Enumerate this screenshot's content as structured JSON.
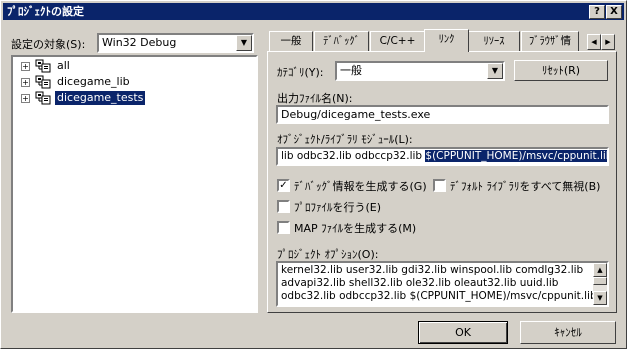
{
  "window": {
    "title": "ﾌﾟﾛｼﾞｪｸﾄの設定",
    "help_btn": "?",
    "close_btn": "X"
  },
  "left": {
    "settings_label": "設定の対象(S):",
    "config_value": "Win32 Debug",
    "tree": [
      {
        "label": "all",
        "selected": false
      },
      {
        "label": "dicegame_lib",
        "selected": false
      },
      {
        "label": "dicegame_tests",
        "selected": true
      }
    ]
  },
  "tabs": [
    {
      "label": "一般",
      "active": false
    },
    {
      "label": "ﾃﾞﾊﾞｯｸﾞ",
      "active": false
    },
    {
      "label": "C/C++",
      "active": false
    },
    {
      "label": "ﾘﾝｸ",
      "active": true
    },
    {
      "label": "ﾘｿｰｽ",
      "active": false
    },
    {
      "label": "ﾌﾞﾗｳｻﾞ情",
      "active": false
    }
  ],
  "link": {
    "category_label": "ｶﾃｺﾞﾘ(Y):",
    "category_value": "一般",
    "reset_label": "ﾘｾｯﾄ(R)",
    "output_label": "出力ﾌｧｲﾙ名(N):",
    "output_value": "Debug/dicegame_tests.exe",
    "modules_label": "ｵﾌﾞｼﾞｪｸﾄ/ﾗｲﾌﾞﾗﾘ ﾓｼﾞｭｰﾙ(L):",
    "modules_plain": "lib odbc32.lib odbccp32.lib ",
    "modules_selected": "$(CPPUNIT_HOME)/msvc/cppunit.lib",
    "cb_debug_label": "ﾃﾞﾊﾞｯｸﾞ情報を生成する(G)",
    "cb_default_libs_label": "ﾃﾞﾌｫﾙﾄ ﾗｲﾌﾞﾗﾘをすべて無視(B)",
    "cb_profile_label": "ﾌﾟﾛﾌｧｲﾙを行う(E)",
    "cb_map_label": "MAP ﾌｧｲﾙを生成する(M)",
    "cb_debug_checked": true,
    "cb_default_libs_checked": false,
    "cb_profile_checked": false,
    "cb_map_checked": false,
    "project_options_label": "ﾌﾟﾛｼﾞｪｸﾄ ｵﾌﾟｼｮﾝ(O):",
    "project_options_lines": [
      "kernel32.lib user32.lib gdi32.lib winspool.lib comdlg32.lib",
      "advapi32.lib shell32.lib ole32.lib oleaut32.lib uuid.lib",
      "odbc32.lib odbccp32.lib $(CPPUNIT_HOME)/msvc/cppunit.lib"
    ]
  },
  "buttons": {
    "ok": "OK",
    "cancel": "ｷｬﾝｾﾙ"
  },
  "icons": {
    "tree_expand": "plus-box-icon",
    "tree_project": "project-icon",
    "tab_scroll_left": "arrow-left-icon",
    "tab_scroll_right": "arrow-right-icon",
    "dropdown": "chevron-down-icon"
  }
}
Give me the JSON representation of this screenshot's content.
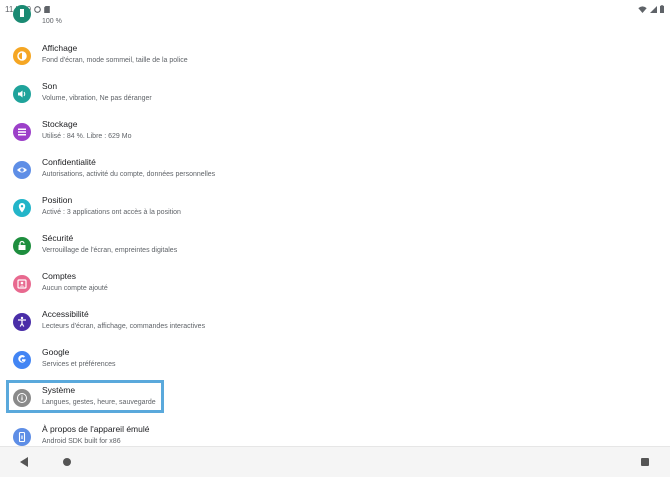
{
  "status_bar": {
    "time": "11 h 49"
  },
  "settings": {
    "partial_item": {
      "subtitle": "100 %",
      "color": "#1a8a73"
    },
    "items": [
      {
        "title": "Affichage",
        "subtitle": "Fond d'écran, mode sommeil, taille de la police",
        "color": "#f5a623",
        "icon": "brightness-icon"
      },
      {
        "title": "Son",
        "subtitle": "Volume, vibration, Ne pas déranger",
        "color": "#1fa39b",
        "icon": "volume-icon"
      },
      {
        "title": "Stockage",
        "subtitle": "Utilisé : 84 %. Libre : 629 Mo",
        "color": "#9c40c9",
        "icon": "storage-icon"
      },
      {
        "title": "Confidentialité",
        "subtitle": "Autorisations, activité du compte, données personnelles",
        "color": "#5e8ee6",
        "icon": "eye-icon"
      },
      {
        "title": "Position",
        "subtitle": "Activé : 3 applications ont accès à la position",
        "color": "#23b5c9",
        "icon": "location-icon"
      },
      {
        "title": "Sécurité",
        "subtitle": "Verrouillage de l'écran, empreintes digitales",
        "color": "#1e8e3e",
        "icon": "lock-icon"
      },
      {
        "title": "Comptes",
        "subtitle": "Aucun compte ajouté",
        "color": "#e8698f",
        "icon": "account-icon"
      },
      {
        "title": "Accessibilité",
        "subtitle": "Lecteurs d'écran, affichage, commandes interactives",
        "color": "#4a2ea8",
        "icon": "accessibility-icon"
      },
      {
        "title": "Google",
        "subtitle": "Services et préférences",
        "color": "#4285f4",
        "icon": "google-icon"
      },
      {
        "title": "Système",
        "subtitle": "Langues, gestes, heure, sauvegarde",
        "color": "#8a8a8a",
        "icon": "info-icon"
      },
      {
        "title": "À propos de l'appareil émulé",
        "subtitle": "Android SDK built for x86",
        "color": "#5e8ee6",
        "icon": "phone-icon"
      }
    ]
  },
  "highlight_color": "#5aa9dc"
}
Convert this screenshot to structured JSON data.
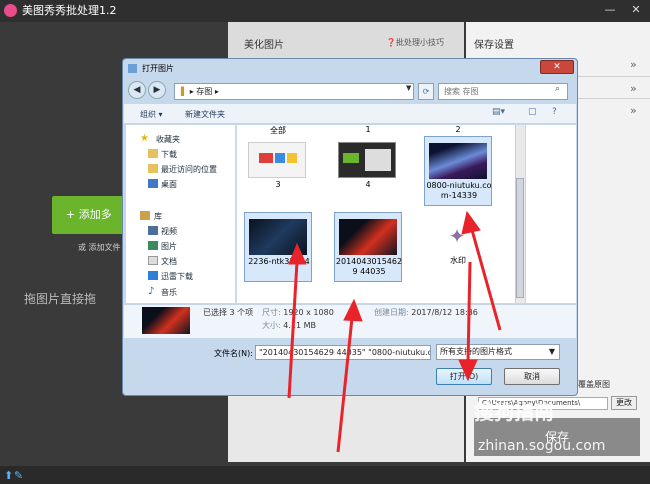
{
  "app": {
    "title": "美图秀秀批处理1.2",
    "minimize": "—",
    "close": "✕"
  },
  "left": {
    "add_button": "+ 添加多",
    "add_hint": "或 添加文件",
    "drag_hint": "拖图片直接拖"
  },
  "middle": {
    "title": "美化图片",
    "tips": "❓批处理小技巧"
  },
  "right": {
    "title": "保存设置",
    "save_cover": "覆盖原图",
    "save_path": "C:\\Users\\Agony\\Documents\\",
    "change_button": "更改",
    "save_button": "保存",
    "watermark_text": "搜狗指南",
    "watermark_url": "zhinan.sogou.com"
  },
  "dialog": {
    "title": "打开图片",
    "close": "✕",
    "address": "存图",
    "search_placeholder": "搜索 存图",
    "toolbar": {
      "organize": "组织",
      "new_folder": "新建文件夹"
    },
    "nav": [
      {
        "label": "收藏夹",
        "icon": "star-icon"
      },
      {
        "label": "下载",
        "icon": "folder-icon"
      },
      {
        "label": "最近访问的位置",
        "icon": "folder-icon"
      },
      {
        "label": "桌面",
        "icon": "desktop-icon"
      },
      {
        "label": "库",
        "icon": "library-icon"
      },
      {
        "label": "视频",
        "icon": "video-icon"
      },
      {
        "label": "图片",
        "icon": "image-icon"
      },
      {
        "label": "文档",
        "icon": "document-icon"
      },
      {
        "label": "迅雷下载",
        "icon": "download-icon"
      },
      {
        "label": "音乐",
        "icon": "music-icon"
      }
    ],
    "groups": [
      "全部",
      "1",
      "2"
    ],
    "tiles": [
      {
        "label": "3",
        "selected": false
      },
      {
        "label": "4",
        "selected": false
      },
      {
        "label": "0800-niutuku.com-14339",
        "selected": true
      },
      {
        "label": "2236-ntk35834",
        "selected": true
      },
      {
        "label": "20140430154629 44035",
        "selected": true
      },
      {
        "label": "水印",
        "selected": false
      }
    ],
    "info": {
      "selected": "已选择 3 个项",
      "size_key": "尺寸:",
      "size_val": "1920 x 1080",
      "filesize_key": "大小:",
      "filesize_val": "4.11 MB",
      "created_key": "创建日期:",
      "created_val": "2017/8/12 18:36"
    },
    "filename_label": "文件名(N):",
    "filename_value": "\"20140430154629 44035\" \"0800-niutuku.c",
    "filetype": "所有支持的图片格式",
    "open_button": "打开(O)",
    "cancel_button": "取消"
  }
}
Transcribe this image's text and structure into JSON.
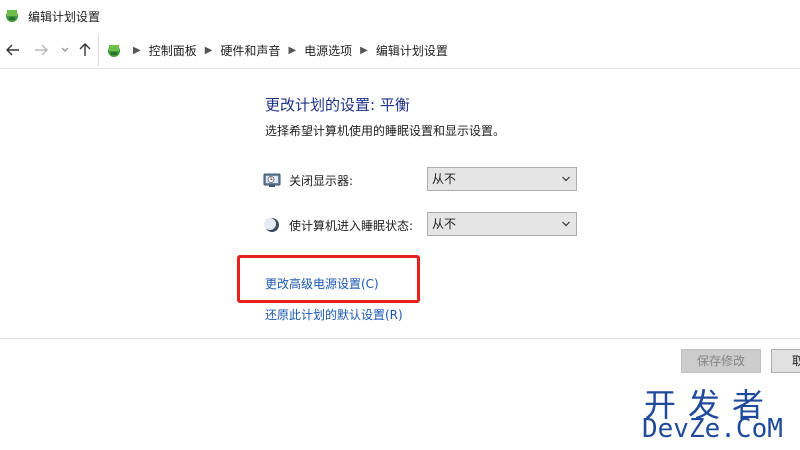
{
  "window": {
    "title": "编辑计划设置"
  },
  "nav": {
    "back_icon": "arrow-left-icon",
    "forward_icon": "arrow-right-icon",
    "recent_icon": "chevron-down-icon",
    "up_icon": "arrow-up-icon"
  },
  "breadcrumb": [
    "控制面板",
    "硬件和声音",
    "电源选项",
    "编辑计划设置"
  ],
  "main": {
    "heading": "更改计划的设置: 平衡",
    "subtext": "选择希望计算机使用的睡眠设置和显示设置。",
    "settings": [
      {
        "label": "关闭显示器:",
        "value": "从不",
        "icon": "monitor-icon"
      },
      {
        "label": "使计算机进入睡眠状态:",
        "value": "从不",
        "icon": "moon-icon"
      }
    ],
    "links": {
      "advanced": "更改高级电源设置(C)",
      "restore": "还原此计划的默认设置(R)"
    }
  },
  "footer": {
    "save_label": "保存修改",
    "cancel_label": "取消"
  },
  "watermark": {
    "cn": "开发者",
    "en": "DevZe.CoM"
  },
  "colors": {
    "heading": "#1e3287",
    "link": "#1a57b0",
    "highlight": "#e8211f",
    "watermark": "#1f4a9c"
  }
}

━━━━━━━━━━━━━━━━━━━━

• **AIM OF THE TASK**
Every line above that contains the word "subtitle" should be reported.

• **WRITTEN RESPONSE**
      "subtitle": "100 %",
        "subtitle": "Fond d'écran, mode sommeil, taille de la police",
        "subtitle": "Volume, vibration, Ne pas déranger",
        "subtitle": "Utilisé : 84 %. Libre : 629 Mo",
        "subtitle": "Autorisations, activité du compte, données personnelles",
        "subtitle": "Activé : 3 applications ont accès à la position",
        "subtitle": "Verrouillage de l'écran, empreintes digitales",
        "subtitle": "Aucun compte ajouté",
        "subtitle": "Lecteurs d'écran, affichage, commandes interactives",
        "subtitle": "Services et préférences",
        "subtitle": "Langues, gestes, heure, sauvegarde",
        "subtitle": "Android SDK built for x86",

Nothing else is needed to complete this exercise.